The problem is so acute that girls as young as five now worry about their size and appearance, with children in danger of picking up their parents’ body-related anxieties, their report said.
Cosmetic surgery rates have increased by nearly 20% since 2008 and the rise was said to be fuelled by advertising and “irresponsible” marketing ploys, the cross-party group of MPs was told.
According to Reflections on Body Image, co-authored by the MPs and health and education charity Central YMCA, negative body image was seen as an underlying cause of health and relationship problems, a key contributor to low self-esteem and a major barrier to participation in school and progression at work.
Appearance is also the greatest cause of bullying in schools, evidence suggested.
The report, published by the All Party Parliamentary Group (APPG) on Body Image after a three-month public inquiry, identified a growing amount of evidence that body image dissatisfaction was on the increase, with the issue seen to be one affecting all of society regardless of age, ethnicity, gender, sexuality, disability, body size or shape.
Children and adolescents were seen to be more vulnerable to body image concerns however.

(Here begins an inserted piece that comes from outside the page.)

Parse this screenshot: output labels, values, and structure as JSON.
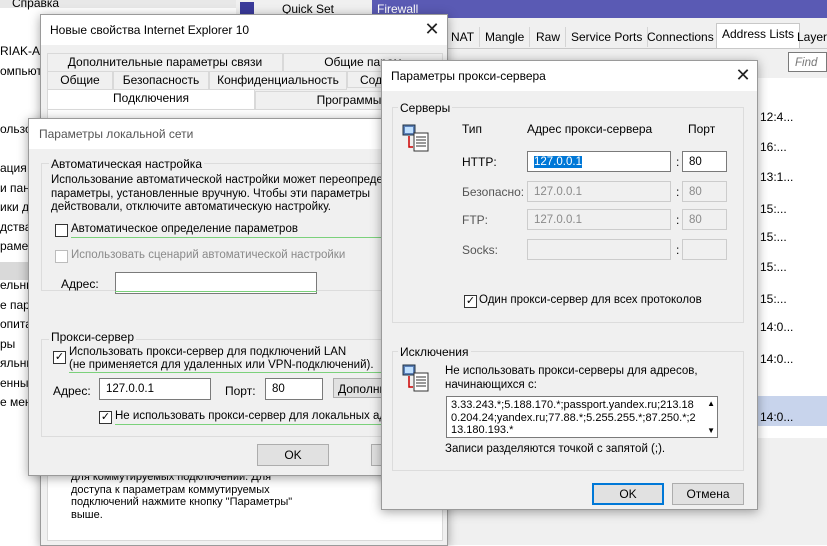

Around half of girls and up to one third of boys have dieted to lose weight and children and young people with body image dissatisfaction were less likely to engage in learning and participation in school, the report said.
Parents were identified as one of the main influences on children but by secondary school age, the peer group was seen to become a more important influence.
The inquiry heard that health issues attributed to excess body weight may be overstated meanwhile because body mass index, the measure commonly used, was seen to be an inaccurate way of classifying all individuals and their health risks.
And although being overweight or obese was associated with a range of health conditions, the inquiry received evidence challenging the notion that weight always entailed poor health.
The diet industry acknowledged the public had “unrealistic expectations” about weight loss, while critics argued there was no evidence diets work in the long term.
The inquiry, which took evidence from academics, the public, industry, charities and other experts, heard that:
:: Getting rid of dieting could wipe out 70% of eating disorders;
:: More than 95% of dieters regain the weight they lost;
:: 1.6 million people in the UK suffer eating disorders;
:: Up to one in five cosmetic surgery patients could suffer from body dysmorphic disorder;
:: One in three men would sacrifice a year of life to achieve their ideal body;
:: One in five people have been victimised because of their weight;
The report made a series of recommendations targeted at policy-makers, healthcare professionals, industry and the education sector designed to change public perceptions, attitudes and behavioural patterns.
These include compulsory body image and self-esteem lessons for primary and secondary schools, getting advertisers to commit to running campaigns that reflect consumer desire for “authenticity and diversity”, and reframing public health messages in “weight-neutral” language.
It also called for a review of broadcast and editorial codes on reporting body-related issues, a review of the evidence base to support the long term efficacy and safety of diets and a separate code of regulations governing cosmetic surgery advertising.
Patients should be screened before undergoing cosmetic surgery and a review should be carried out into whether the Equality Act ought to be amended to include appearance-related discrimination, the recommendations said.
Central YMCA will launch a campaign on the issues in the autumn after consulting the public beforehand.
APPG chairwoman Jo Swinson MP said: “Body image dissatisfaction in the UK has reached an all-time high and the pressure to conform to an unattainable body ideal is wreaking havoc on the self-esteem of many people.”
Central YMCA chief executive Rosi Prescott branded the report’s findings shocking.
“It’s clear that there’s something seriously wrong in society when children as a young as five are worrying about their appearance, based on the messages they are seeing all around them,” she said.
“Body image has become more important in our culture than health, and children are mimicking their parents’ concerns about appearance.
“We all have a responsibility to act now to bring about the attitudinal and behavioural change that’s necessary to prevent damage to future generations.”
The British Association of Aesthetic Plastic Surgeons agreed a separate code of regulations should be drawn up governing cosmetic surgery advertising and called for an outright ban on adverts of this type in public places like billboards and public transport.
BAAPS also announced it was funding long-term research into psychological assessment of patients.
:: The finding that more than half of people have a negative body image comes from a study by the Centre for Appearance Research at the University of the West of England, to be published in full later this year.